--- Data in this exercise Enclosed Below ---
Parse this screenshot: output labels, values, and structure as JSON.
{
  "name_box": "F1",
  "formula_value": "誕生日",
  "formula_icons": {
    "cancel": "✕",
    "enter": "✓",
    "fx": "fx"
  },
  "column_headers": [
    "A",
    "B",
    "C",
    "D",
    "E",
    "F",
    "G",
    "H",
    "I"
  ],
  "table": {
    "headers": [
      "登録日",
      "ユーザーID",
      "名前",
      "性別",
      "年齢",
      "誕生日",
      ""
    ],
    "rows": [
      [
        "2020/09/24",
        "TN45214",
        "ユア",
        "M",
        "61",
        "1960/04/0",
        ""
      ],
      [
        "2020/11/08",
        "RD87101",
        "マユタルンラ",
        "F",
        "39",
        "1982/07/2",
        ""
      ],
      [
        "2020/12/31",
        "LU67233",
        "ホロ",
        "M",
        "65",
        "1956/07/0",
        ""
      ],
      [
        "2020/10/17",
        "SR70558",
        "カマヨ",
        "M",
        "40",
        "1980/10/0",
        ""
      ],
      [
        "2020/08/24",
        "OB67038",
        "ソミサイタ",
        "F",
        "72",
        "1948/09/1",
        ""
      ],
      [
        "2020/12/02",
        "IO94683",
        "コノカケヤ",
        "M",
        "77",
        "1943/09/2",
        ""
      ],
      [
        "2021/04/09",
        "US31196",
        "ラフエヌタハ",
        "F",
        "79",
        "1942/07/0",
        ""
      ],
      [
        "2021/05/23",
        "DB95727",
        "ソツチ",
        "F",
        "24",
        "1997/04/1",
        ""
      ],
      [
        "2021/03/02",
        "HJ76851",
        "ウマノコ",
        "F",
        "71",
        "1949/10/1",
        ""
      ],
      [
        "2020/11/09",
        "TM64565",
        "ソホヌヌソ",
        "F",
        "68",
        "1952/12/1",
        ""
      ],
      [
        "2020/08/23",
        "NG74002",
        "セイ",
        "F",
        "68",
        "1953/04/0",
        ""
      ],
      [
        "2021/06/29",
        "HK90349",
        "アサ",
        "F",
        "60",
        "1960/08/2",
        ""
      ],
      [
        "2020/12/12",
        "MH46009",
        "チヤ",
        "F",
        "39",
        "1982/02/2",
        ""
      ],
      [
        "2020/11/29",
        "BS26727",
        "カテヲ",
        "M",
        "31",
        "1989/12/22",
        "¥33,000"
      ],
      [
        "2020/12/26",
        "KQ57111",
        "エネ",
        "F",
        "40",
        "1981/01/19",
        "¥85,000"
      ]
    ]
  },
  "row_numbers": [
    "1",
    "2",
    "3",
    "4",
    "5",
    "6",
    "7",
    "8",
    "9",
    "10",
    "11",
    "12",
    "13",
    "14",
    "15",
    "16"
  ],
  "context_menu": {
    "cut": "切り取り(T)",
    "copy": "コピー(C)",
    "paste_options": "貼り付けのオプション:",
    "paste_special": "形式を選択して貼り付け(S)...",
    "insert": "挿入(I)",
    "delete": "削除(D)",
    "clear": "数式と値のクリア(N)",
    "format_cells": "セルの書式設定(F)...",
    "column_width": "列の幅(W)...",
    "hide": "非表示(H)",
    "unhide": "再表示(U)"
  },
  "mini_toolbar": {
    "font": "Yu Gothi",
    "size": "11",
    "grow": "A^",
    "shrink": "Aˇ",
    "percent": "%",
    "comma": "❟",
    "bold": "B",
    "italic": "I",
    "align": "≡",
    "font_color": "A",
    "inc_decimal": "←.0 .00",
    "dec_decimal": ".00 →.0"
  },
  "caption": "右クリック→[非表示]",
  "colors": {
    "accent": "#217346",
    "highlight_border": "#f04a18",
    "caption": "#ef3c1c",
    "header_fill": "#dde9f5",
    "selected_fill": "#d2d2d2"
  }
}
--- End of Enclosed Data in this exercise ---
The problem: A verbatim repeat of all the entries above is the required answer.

Exercise output:
Parse this screenshot: output labels, values, and structure as JSON.
{
  "name_box": "F1",
  "formula_value": "誕生日",
  "formula_icons": {
    "cancel": "✕",
    "enter": "✓",
    "fx": "fx"
  },
  "column_headers": [
    "A",
    "B",
    "C",
    "D",
    "E",
    "F",
    "G",
    "H",
    "I"
  ],
  "table": {
    "headers": [
      "登録日",
      "ユーザーID",
      "名前",
      "性別",
      "年齢",
      "誕生日",
      ""
    ],
    "rows": [
      [
        "2020/09/24",
        "TN45214",
        "ユア",
        "M",
        "61",
        "1960/04/0",
        ""
      ],
      [
        "2020/11/08",
        "RD87101",
        "マユタルンラ",
        "F",
        "39",
        "1982/07/2",
        ""
      ],
      [
        "2020/12/31",
        "LU67233",
        "ホロ",
        "M",
        "65",
        "1956/07/0",
        ""
      ],
      [
        "2020/10/17",
        "SR70558",
        "カマヨ",
        "M",
        "40",
        "1980/10/0",
        ""
      ],
      [
        "2020/08/24",
        "OB67038",
        "ソミサイタ",
        "F",
        "72",
        "1948/09/1",
        ""
      ],
      [
        "2020/12/02",
        "IO94683",
        "コノカケヤ",
        "M",
        "77",
        "1943/09/2",
        ""
      ],
      [
        "2021/04/09",
        "US31196",
        "ラフエヌタハ",
        "F",
        "79",
        "1942/07/0",
        ""
      ],
      [
        "2021/05/23",
        "DB95727",
        "ソツチ",
        "F",
        "24",
        "1997/04/1",
        ""
      ],
      [
        "2021/03/02",
        "HJ76851",
        "ウマノコ",
        "F",
        "71",
        "1949/10/1",
        ""
      ],
      [
        "2020/11/09",
        "TM64565",
        "ソホヌヌソ",
        "F",
        "68",
        "1952/12/1",
        ""
      ],
      [
        "2020/08/23",
        "NG74002",
        "セイ",
        "F",
        "68",
        "1953/04/0",
        ""
      ],
      [
        "2021/06/29",
        "HK90349",
        "アサ",
        "F",
        "60",
        "1960/08/2",
        ""
      ],
      [
        "2020/12/12",
        "MH46009",
        "チヤ",
        "F",
        "39",
        "1982/02/2",
        ""
      ],
      [
        "2020/11/29",
        "BS26727",
        "カテヲ",
        "M",
        "31",
        "1989/12/22",
        "¥33,000"
      ],
      [
        "2020/12/26",
        "KQ57111",
        "エネ",
        "F",
        "40",
        "1981/01/19",
        "¥85,000"
      ]
    ]
  },
  "row_numbers": [
    "1",
    "2",
    "3",
    "4",
    "5",
    "6",
    "7",
    "8",
    "9",
    "10",
    "11",
    "12",
    "13",
    "14",
    "15",
    "16"
  ],
  "context_menu": {
    "cut": "切り取り(T)",
    "copy": "コピー(C)",
    "paste_options": "貼り付けのオプション:",
    "paste_special": "形式を選択して貼り付け(S)...",
    "insert": "挿入(I)",
    "delete": "削除(D)",
    "clear": "数式と値のクリア(N)",
    "format_cells": "セルの書式設定(F)...",
    "column_width": "列の幅(W)...",
    "hide": "非表示(H)",
    "unhide": "再表示(U)"
  },
  "mini_toolbar": {
    "font": "Yu Gothi",
    "size": "11",
    "grow": "A^",
    "shrink": "Aˇ",
    "percent": "%",
    "comma": "❟",
    "bold": "B",
    "italic": "I",
    "align": "≡",
    "font_color": "A",
    "inc_decimal": "←.0 .00",
    "dec_decimal": ".00 →.0"
  },
  "caption": "右クリック→[非表示]",
  "colors": {
    "accent": "#217346",
    "highlight_border": "#f04a18",
    "caption": "#ef3c1c",
    "header_fill": "#dde9f5",
    "selected_fill": "#d2d2d2"
  }
}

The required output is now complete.